■ **Data about app and page elements**
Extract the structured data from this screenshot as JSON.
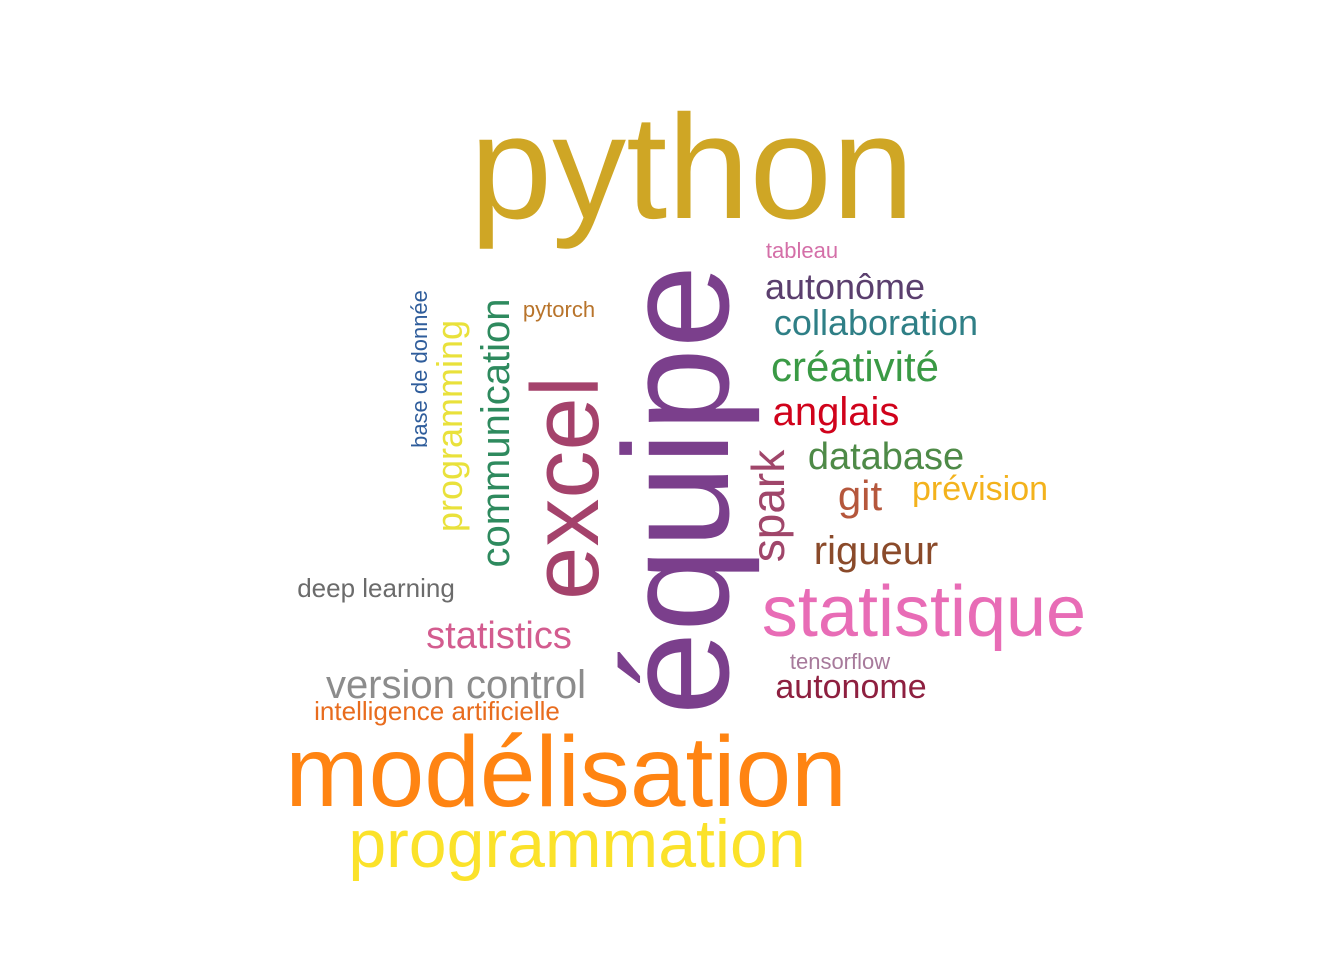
{
  "words": {
    "python": {
      "text": "python",
      "color": "#CFA625"
    },
    "equipe": {
      "text": "équipe",
      "color": "#7B3F8C"
    },
    "excel": {
      "text": "excel",
      "color": "#A4426B"
    },
    "communication": {
      "text": "communication",
      "color": "#2E8A5E"
    },
    "programming": {
      "text": "programming",
      "color": "#E9E13B"
    },
    "base_de_donnee": {
      "text": "base de donnée",
      "color": "#2F5D9B"
    },
    "pytorch": {
      "text": "pytorch",
      "color": "#B8742B"
    },
    "spark": {
      "text": "spark",
      "color": "#A0466A"
    },
    "tableau": {
      "text": "tableau",
      "color": "#D46FA8"
    },
    "autonome_c": {
      "text": "autonôme",
      "color": "#5B3F6E"
    },
    "collaboration": {
      "text": "collaboration",
      "color": "#2F7F86"
    },
    "creativite": {
      "text": "créativité",
      "color": "#3A9A45"
    },
    "anglais": {
      "text": "anglais",
      "color": "#D0021B"
    },
    "database": {
      "text": "database",
      "color": "#4E8A47"
    },
    "git": {
      "text": "git",
      "color": "#B5573C"
    },
    "prevision": {
      "text": "prévision",
      "color": "#F3B21C"
    },
    "rigueur": {
      "text": "rigueur",
      "color": "#8A4A2A"
    },
    "statistique": {
      "text": "statistique",
      "color": "#E86CB6"
    },
    "tensorflow": {
      "text": "tensorflow",
      "color": "#A77A9B"
    },
    "autonome": {
      "text": "autonome",
      "color": "#8E2040"
    },
    "deep_learning": {
      "text": "deep learning",
      "color": "#6B6B6B"
    },
    "statistics": {
      "text": "statistics",
      "color": "#D35C8F"
    },
    "version_control": {
      "text": "version control",
      "color": "#8C8C8C"
    },
    "ia": {
      "text": "intelligence artificielle",
      "color": "#E86C1E"
    },
    "modelisation": {
      "text": "modélisation",
      "color": "#FF8412"
    },
    "programmation": {
      "text": "programmation",
      "color": "#FBE22A"
    }
  }
}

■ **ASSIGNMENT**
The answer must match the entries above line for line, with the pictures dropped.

■ **EXPECTED ANSWER**
Extract the structured data from this screenshot as JSON.
{
  "words": {
    "python": {
      "text": "python",
      "color": "#CFA625"
    },
    "equipe": {
      "text": "équipe",
      "color": "#7B3F8C"
    },
    "excel": {
      "text": "excel",
      "color": "#A4426B"
    },
    "communication": {
      "text": "communication",
      "color": "#2E8A5E"
    },
    "programming": {
      "text": "programming",
      "color": "#E9E13B"
    },
    "base_de_donnee": {
      "text": "base de donnée",
      "color": "#2F5D9B"
    },
    "pytorch": {
      "text": "pytorch",
      "color": "#B8742B"
    },
    "spark": {
      "text": "spark",
      "color": "#A0466A"
    },
    "tableau": {
      "text": "tableau",
      "color": "#D46FA8"
    },
    "autonome_c": {
      "text": "autonôme",
      "color": "#5B3F6E"
    },
    "collaboration": {
      "text": "collaboration",
      "color": "#2F7F86"
    },
    "creativite": {
      "text": "créativité",
      "color": "#3A9A45"
    },
    "anglais": {
      "text": "anglais",
      "color": "#D0021B"
    },
    "database": {
      "text": "database",
      "color": "#4E8A47"
    },
    "git": {
      "text": "git",
      "color": "#B5573C"
    },
    "prevision": {
      "text": "prévision",
      "color": "#F3B21C"
    },
    "rigueur": {
      "text": "rigueur",
      "color": "#8A4A2A"
    },
    "statistique": {
      "text": "statistique",
      "color": "#E86CB6"
    },
    "tensorflow": {
      "text": "tensorflow",
      "color": "#A77A9B"
    },
    "autonome": {
      "text": "autonome",
      "color": "#8E2040"
    },
    "deep_learning": {
      "text": "deep learning",
      "color": "#6B6B6B"
    },
    "statistics": {
      "text": "statistics",
      "color": "#D35C8F"
    },
    "version_control": {
      "text": "version control",
      "color": "#8C8C8C"
    },
    "ia": {
      "text": "intelligence artificielle",
      "color": "#E86C1E"
    },
    "modelisation": {
      "text": "modélisation",
      "color": "#FF8412"
    },
    "programmation": {
      "text": "programmation",
      "color": "#FBE22A"
    }
  }
}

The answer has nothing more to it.